---------- Material provided ----------
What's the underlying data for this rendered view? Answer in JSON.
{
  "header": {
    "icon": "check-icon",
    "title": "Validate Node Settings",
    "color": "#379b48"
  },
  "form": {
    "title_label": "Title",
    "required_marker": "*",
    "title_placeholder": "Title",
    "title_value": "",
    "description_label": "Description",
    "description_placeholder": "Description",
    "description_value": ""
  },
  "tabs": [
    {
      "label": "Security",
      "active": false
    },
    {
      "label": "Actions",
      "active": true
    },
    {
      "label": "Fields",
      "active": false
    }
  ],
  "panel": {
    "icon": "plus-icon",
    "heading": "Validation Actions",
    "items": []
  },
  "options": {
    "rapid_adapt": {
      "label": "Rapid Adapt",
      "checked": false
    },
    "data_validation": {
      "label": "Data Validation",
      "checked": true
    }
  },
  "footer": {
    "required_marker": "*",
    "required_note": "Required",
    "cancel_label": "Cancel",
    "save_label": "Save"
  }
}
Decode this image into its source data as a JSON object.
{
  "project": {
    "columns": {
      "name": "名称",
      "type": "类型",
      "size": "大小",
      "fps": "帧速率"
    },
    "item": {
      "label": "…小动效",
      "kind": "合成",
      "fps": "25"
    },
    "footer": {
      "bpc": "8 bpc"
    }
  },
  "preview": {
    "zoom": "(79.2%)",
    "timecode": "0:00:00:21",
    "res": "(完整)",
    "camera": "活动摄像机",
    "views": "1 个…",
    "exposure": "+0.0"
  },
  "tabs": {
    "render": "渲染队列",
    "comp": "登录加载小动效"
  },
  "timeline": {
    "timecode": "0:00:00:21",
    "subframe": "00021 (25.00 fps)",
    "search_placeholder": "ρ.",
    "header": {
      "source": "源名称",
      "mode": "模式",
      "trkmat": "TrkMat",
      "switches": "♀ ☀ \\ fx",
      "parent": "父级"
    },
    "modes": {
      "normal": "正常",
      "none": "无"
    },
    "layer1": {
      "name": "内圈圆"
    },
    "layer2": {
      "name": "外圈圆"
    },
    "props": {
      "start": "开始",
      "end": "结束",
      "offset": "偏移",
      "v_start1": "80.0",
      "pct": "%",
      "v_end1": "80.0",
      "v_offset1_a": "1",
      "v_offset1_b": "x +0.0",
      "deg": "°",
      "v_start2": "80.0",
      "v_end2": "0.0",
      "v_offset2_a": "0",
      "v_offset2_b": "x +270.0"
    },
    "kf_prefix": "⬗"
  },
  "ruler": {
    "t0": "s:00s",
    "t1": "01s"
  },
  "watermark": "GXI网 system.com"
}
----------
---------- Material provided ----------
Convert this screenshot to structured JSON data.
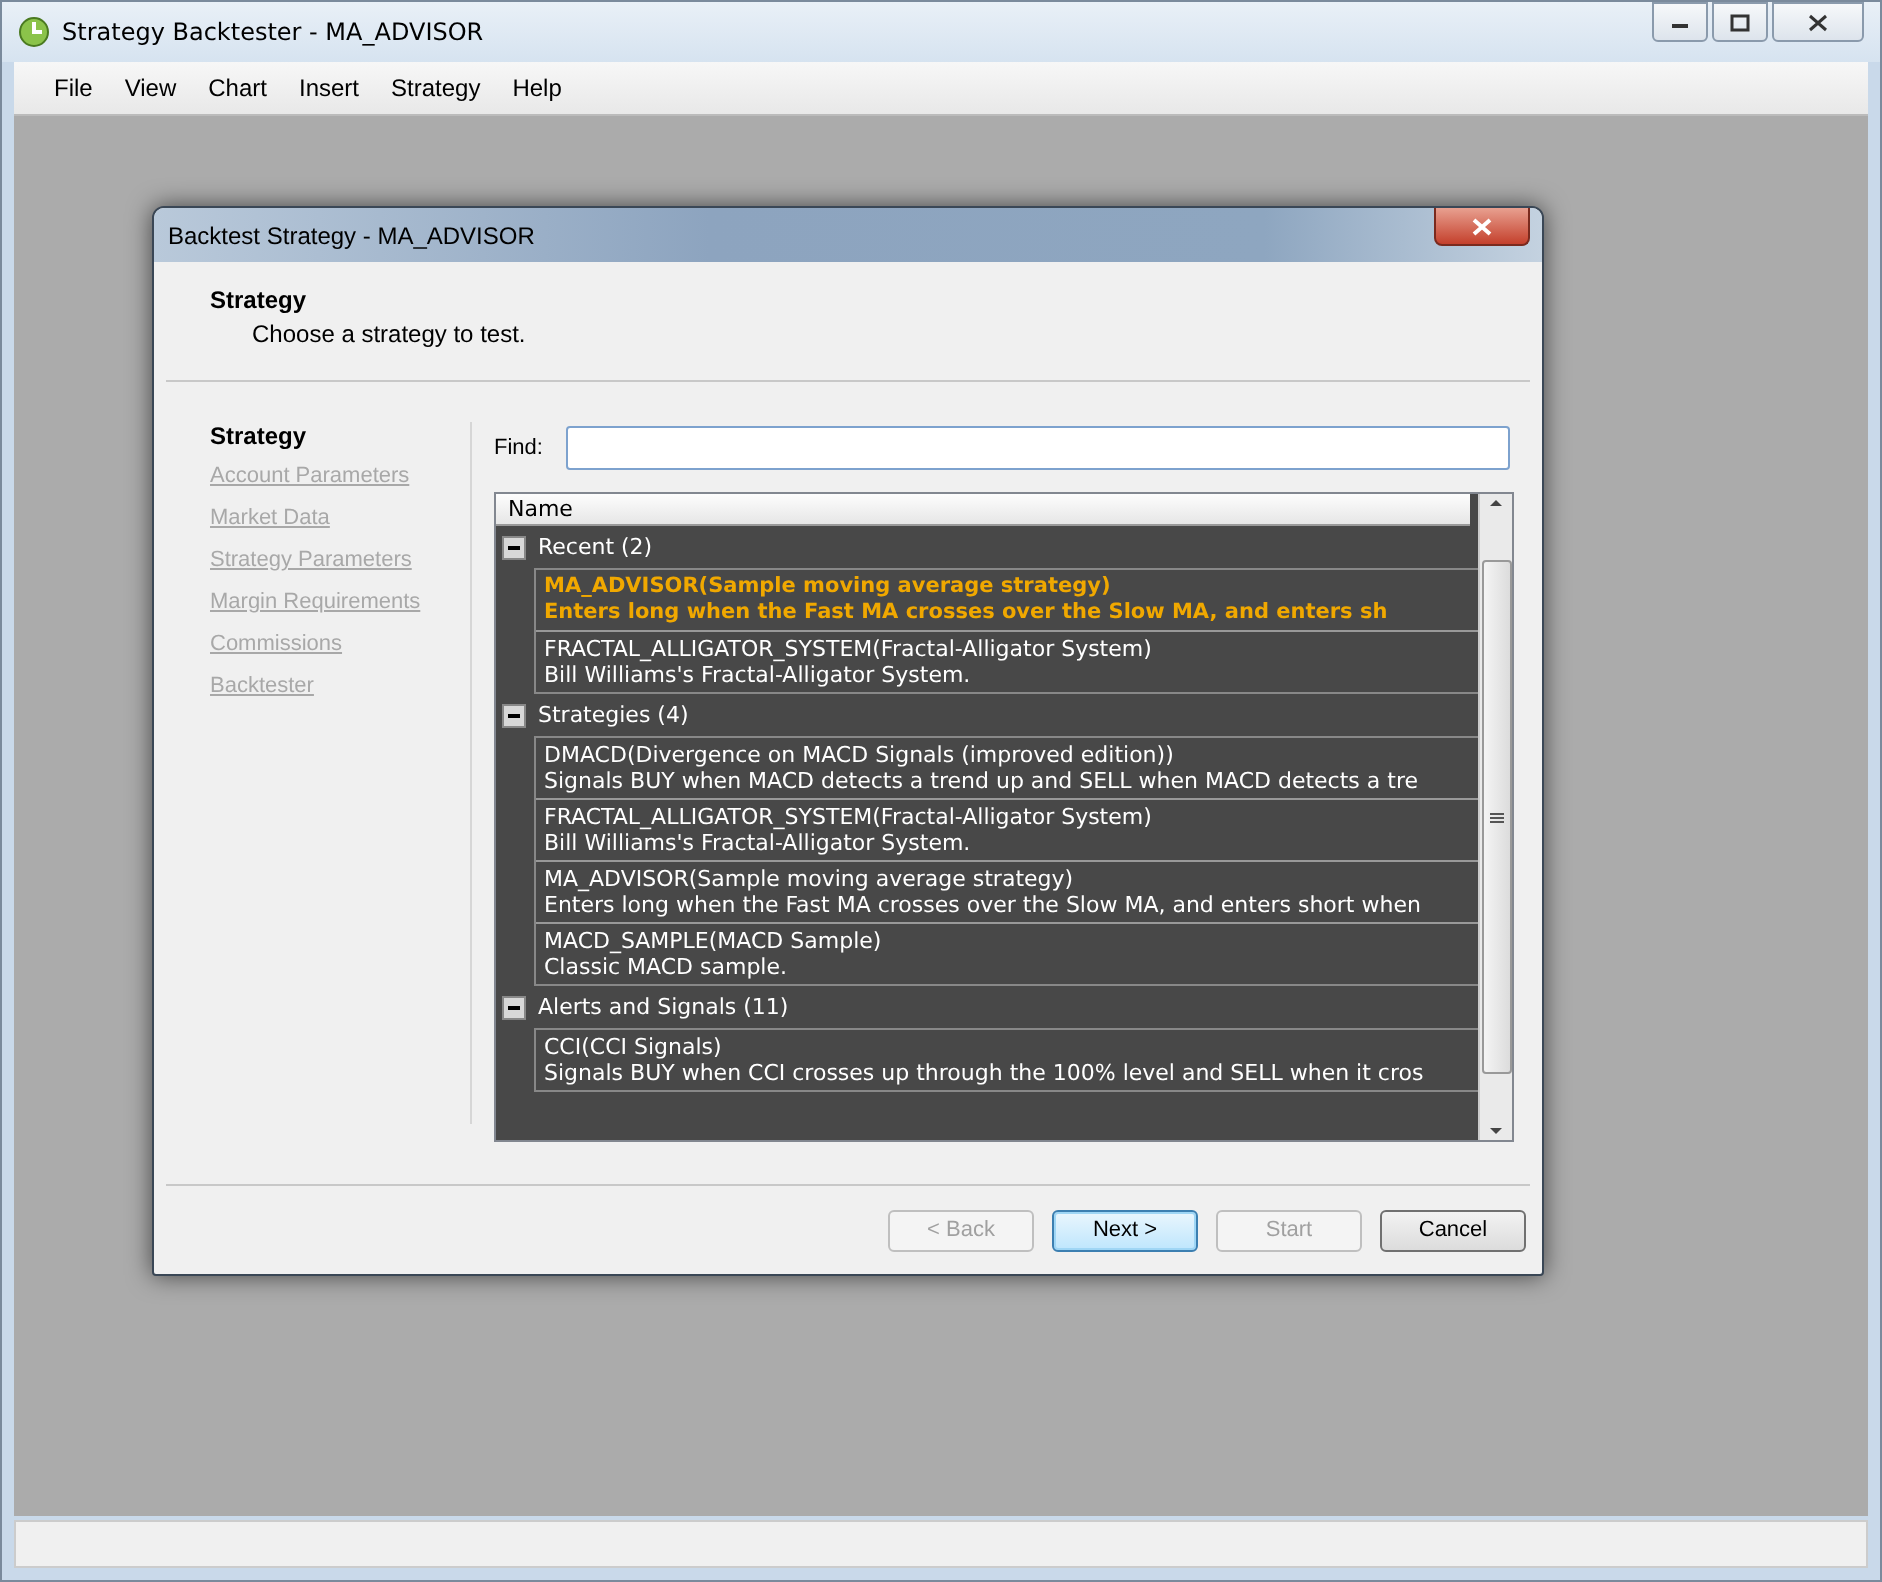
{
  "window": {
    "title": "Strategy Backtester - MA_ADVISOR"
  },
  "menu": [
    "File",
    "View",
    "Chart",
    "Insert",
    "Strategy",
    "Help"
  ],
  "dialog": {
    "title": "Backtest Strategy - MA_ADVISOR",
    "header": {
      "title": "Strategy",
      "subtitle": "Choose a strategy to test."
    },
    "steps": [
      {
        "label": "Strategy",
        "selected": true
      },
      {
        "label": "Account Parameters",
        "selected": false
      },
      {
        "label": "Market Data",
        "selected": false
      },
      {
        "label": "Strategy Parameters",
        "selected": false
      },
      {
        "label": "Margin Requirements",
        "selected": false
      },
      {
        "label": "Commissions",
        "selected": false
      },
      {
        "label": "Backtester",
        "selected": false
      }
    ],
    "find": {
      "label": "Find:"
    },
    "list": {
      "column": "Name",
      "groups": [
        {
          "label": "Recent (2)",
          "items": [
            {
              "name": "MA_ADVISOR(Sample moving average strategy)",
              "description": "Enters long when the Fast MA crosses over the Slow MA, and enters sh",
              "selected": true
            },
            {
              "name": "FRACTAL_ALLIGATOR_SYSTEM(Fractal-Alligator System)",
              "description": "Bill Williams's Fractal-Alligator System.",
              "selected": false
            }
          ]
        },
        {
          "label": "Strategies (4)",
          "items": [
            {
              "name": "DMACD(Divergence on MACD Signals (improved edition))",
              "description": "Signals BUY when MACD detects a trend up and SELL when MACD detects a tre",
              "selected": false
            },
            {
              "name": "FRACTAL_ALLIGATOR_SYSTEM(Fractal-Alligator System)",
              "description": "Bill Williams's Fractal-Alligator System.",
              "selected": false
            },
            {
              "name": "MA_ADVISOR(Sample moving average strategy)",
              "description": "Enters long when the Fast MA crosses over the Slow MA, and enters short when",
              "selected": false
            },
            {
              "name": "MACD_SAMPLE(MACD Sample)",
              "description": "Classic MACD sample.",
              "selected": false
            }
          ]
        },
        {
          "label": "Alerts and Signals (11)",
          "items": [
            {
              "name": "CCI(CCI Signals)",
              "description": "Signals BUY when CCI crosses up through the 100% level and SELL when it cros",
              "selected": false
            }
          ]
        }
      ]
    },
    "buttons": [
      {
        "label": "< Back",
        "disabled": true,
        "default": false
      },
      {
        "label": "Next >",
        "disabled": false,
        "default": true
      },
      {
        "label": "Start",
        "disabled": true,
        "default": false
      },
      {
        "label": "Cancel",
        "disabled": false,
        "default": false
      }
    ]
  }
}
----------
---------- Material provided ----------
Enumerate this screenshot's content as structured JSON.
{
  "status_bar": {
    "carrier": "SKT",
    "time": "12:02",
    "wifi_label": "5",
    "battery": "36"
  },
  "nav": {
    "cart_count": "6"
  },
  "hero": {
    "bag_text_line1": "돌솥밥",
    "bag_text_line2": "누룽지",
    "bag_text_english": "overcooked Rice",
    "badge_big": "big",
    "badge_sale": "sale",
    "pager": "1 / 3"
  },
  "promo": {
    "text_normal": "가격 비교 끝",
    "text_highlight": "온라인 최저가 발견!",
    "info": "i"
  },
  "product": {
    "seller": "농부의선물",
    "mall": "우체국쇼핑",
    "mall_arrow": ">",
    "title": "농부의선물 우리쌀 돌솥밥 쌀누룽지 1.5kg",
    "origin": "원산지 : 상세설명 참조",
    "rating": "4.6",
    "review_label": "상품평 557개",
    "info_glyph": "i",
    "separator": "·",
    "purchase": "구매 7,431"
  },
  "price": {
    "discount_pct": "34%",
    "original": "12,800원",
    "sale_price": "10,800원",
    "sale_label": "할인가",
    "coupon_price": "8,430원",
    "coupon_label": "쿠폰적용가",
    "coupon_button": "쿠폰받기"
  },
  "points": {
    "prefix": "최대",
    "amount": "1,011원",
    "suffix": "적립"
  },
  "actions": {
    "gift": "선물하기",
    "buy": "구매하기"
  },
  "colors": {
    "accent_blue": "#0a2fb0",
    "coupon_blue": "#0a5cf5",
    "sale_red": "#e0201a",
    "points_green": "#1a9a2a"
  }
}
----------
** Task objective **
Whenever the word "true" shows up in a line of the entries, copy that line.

** Output of the exercise **
      "active": true
      "checked": true
        "selected": true
              "selected": true
        "disabled": true,
        "default": true
        "disabled": true,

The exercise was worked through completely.